== Segment start ==

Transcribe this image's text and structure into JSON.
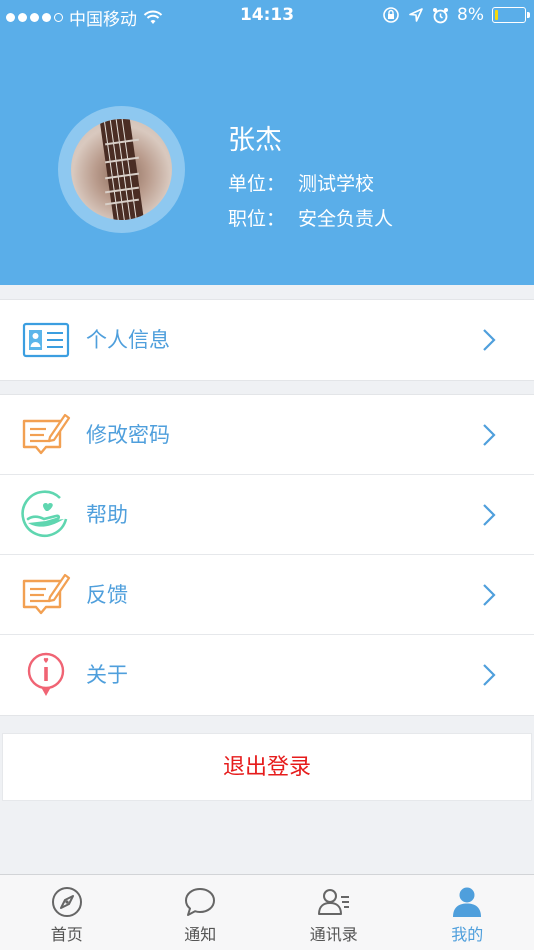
{
  "status_bar": {
    "carrier": "中国移动",
    "time": "14:13",
    "battery_percent": "8%",
    "signal_icon": "signal-dots-icon",
    "wifi_icon": "wifi-icon",
    "lock_icon": "rotation-lock-icon",
    "location_icon": "location-arrow-icon",
    "alarm_icon": "alarm-clock-icon",
    "battery_icon": "battery-icon"
  },
  "profile": {
    "name": "张杰",
    "unit_label": "单位：",
    "unit_value": "测试学校",
    "position_label": "职位：",
    "position_value": "安全负责人",
    "avatar_icon": "guitar-neck-avatar"
  },
  "menu_group_1": [
    {
      "label": "个人信息",
      "icon": "id-card-icon"
    }
  ],
  "menu_group_2": [
    {
      "label": "修改密码",
      "icon": "edit-note-icon"
    },
    {
      "label": "帮助",
      "icon": "helping-hand-icon"
    },
    {
      "label": "反馈",
      "icon": "feedback-note-icon"
    },
    {
      "label": "关于",
      "icon": "info-pin-icon"
    }
  ],
  "logout_label": "退出登录",
  "tabbar": {
    "tabs": [
      {
        "label": "首页",
        "icon": "compass-icon"
      },
      {
        "label": "通知",
        "icon": "chat-bubble-icon"
      },
      {
        "label": "通讯录",
        "icon": "contacts-icon"
      },
      {
        "label": "我的",
        "icon": "person-icon"
      }
    ],
    "active_index": 3
  },
  "colors": {
    "header_bg": "#5aaee9",
    "accent_blue": "#4f9fdc",
    "logout_red": "#e61c1c",
    "icon_orange": "#f2a052",
    "icon_green": "#5fd6b0",
    "icon_pink": "#f06474",
    "page_bg": "#eff1f4"
  }
}
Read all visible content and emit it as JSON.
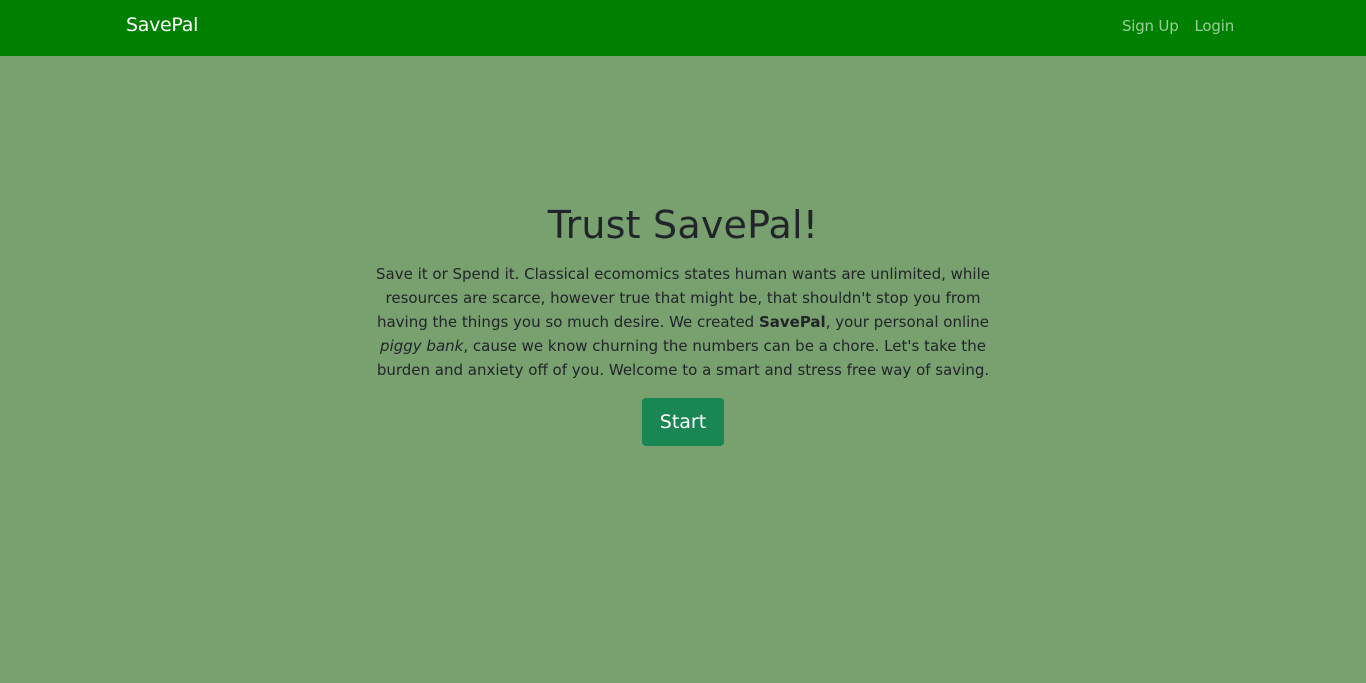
{
  "navbar": {
    "brand": "SavePal",
    "links": [
      {
        "label": "Sign Up"
      },
      {
        "label": "Login"
      }
    ]
  },
  "hero": {
    "title": "Trust SavePal!",
    "paragraph": {
      "part1": "Save it or Spend it. Classical ecomomics states human wants are unlimited, while resources are scarce, however true that might be, that shouldn't stop you from having the things you so much desire. We created ",
      "bold": "SavePal",
      "part2": ", your personal online ",
      "italic": "piggy bank",
      "part3": ", cause we know churning the numbers can be a chore. Let's take the burden and anxiety off of you. Welcome to a smart and stress free way of saving."
    },
    "button_label": "Start"
  },
  "colors": {
    "navbar_bg": "#008000",
    "page_bg": "#79a06f",
    "button_bg": "#198754",
    "text": "#212529"
  }
}
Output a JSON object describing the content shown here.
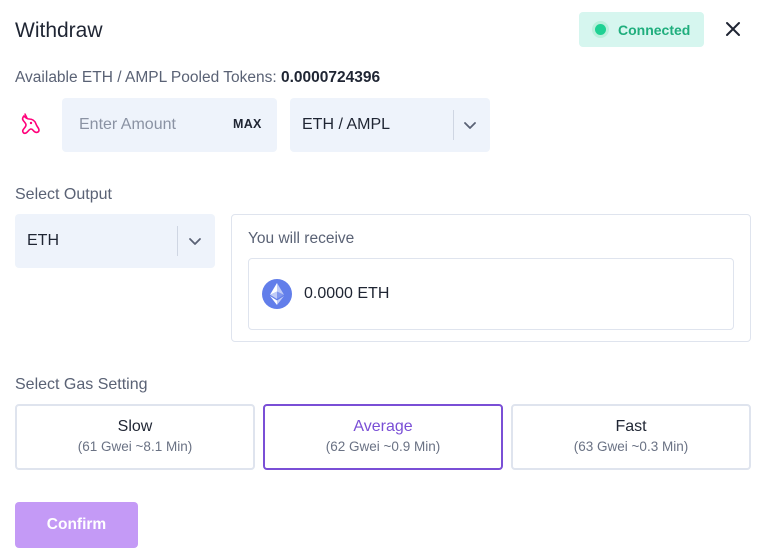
{
  "header": {
    "title": "Withdraw",
    "status": "Connected",
    "status_color": "#1fd193"
  },
  "available": {
    "label": "Available ETH / AMPL Pooled Tokens:",
    "value": "0.0000724396"
  },
  "amount": {
    "placeholder": "Enter Amount",
    "value": "",
    "max_label": "MAX",
    "protocol_icon": "uniswap-unicorn-icon"
  },
  "pool_select": {
    "selected": "ETH / AMPL"
  },
  "output": {
    "label": "Select Output",
    "selected": "ETH",
    "receive_label": "You will receive",
    "receive_amount": "0.0000 ETH"
  },
  "gas": {
    "label": "Select Gas Setting",
    "options": [
      {
        "name": "Slow",
        "detail": "(61 Gwei ~8.1 Min)",
        "active": false
      },
      {
        "name": "Average",
        "detail": "(62 Gwei ~0.9 Min)",
        "active": true
      },
      {
        "name": "Fast",
        "detail": "(63 Gwei ~0.3 Min)",
        "active": false
      }
    ]
  },
  "confirm_label": "Confirm",
  "colors": {
    "accent": "#7a4fd6",
    "confirm_bg": "#c49af6",
    "input_bg": "#eef3fb"
  }
}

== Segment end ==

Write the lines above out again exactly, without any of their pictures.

Transcribe this image's text and structure into JSON.
{
  "status_bar": {
    "carrier": "中国移动",
    "time": "14:13",
    "battery_percent": "8%",
    "signal_icon": "signal-dots-icon",
    "wifi_icon": "wifi-icon",
    "lock_icon": "rotation-lock-icon",
    "location_icon": "location-arrow-icon",
    "alarm_icon": "alarm-clock-icon",
    "battery_icon": "battery-icon"
  },
  "profile": {
    "name": "张杰",
    "unit_label": "单位：",
    "unit_value": "测试学校",
    "position_label": "职位：",
    "position_value": "安全负责人",
    "avatar_icon": "guitar-neck-avatar"
  },
  "menu_group_1": [
    {
      "label": "个人信息",
      "icon": "id-card-icon"
    }
  ],
  "menu_group_2": [
    {
      "label": "修改密码",
      "icon": "edit-note-icon"
    },
    {
      "label": "帮助",
      "icon": "helping-hand-icon"
    },
    {
      "label": "反馈",
      "icon": "feedback-note-icon"
    },
    {
      "label": "关于",
      "icon": "info-pin-icon"
    }
  ],
  "logout_label": "退出登录",
  "tabbar": {
    "tabs": [
      {
        "label": "首页",
        "icon": "compass-icon"
      },
      {
        "label": "通知",
        "icon": "chat-bubble-icon"
      },
      {
        "label": "通讯录",
        "icon": "contacts-icon"
      },
      {
        "label": "我的",
        "icon": "person-icon"
      }
    ],
    "active_index": 3
  },
  "colors": {
    "header_bg": "#5aaee9",
    "accent_blue": "#4f9fdc",
    "logout_red": "#e61c1c",
    "icon_orange": "#f2a052",
    "icon_green": "#5fd6b0",
    "icon_pink": "#f06474",
    "page_bg": "#eff1f4"
  }
}
Read all visible content and emit it as JSON.
{
  "navbar": {
    "brand": "SavePal",
    "links": [
      {
        "label": "Sign Up"
      },
      {
        "label": "Login"
      }
    ]
  },
  "hero": {
    "title": "Trust SavePal!",
    "paragraph": {
      "part1": "Save it or Spend it. Classical ecomomics states human wants are unlimited, while resources are scarce, however true that might be, that shouldn't stop you from having the things you so much desire. We created ",
      "bold": "SavePal",
      "part2": ", your personal online ",
      "italic": "piggy bank",
      "part3": ", cause we know churning the numbers can be a chore. Let's take the burden and anxiety off of you. Welcome to a smart and stress free way of saving."
    },
    "button_label": "Start"
  },
  "colors": {
    "navbar_bg": "#008000",
    "page_bg": "#79a06f",
    "button_bg": "#198754",
    "text": "#212529"
  }
}
Output a JSON object describing the content shown here.
{
  "header": {
    "title": "Withdraw",
    "status": "Connected",
    "status_color": "#1fd193"
  },
  "available": {
    "label": "Available ETH / AMPL Pooled Tokens:",
    "value": "0.0000724396"
  },
  "amount": {
    "placeholder": "Enter Amount",
    "value": "",
    "max_label": "MAX",
    "protocol_icon": "uniswap-unicorn-icon"
  },
  "pool_select": {
    "selected": "ETH / AMPL"
  },
  "output": {
    "label": "Select Output",
    "selected": "ETH",
    "receive_label": "You will receive",
    "receive_amount": "0.0000 ETH"
  },
  "gas": {
    "label": "Select Gas Setting",
    "options": [
      {
        "name": "Slow",
        "detail": "(61 Gwei ~8.1 Min)",
        "active": false
      },
      {
        "name": "Average",
        "detail": "(62 Gwei ~0.9 Min)",
        "active": true
      },
      {
        "name": "Fast",
        "detail": "(63 Gwei ~0.3 Min)",
        "active": false
      }
    ]
  },
  "confirm_label": "Confirm",
  "colors": {
    "accent": "#7a4fd6",
    "confirm_bg": "#c49af6",
    "input_bg": "#eef3fb"
  }
}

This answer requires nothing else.